With their latest performance, KISS is now poised for what could be their final act. Their original farewell tour in 2000 has since become a subject of humor, with many poking fun at their seemingly unending series of goodbye tours. This raises the question: Is this truly the end for KISS? While only time can definitively answer that, it seems plausible that this could be the last of KISS's performances in their current form. Paul Stanley and Gene Simmons, now in their 70s, face different challenges than their counterparts in the Rolling Stones, who continue without the added burden of heavy costumes and elaborate stage antics.
The legacy of KISS, however, is unlikely to fade away. The brand itself has immense staying power, and I can envision the continuation of KISS-themed events, like the KISS Cruises, or perhaps the band performing acoustic sets without their trademark makeup.
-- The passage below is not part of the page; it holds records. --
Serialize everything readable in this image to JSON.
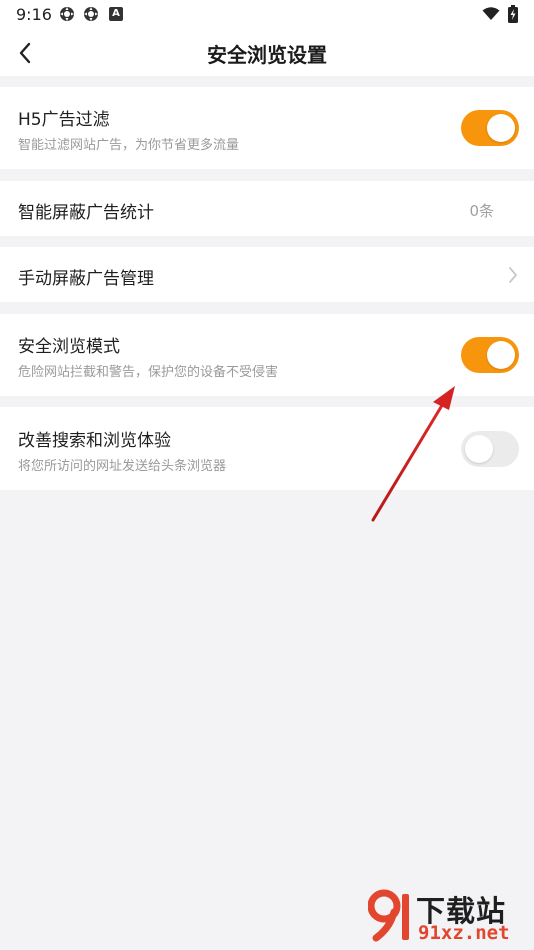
{
  "status_bar": {
    "time": "9:16",
    "icons": [
      "settings-gear-icon",
      "settings-gear-icon",
      "a-app-icon",
      "wifi-icon",
      "battery-charging-icon"
    ]
  },
  "header": {
    "back_icon": "chevron-left-icon",
    "title": "安全浏览设置"
  },
  "settings": {
    "h5_filter": {
      "title": "H5广告过滤",
      "subtitle": "智能过滤网站广告，为你节省更多流量",
      "enabled": true
    },
    "smart_block_stats": {
      "title": "智能屏蔽广告统计",
      "value": "0条"
    },
    "manual_block": {
      "title": "手动屏蔽广告管理",
      "icon": "chevron-right-icon"
    },
    "safe_mode": {
      "title": "安全浏览模式",
      "subtitle": "危险网站拦截和警告，保护您的设备不受侵害",
      "enabled": true
    },
    "improve_search": {
      "title": "改善搜索和浏览体验",
      "subtitle": "将您所访问的网址发送给头条浏览器",
      "enabled": false
    }
  },
  "colors": {
    "accent": "#f7950c",
    "toggle_off": "#ebebeb",
    "background": "#f3f3f5",
    "annotation_arrow": "#d42323"
  },
  "watermark": {
    "logo_text": "91",
    "top_text": "下载站",
    "bottom_text": "91xz.net"
  }
}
The world of KISS tribute bands, known for their meticulous recreations, may evolve into an officially sanctioned, large-scale tribute act, or even a Las Vegas residency featuring younger musicians emulating a classic KISS concert.
While the future of KISS remains uncertain, I am grateful to have been part of this night, a celebration of 50 years of KISS's enduring legacy and impact on the world of rock music.
Check out more PHOTOS from the show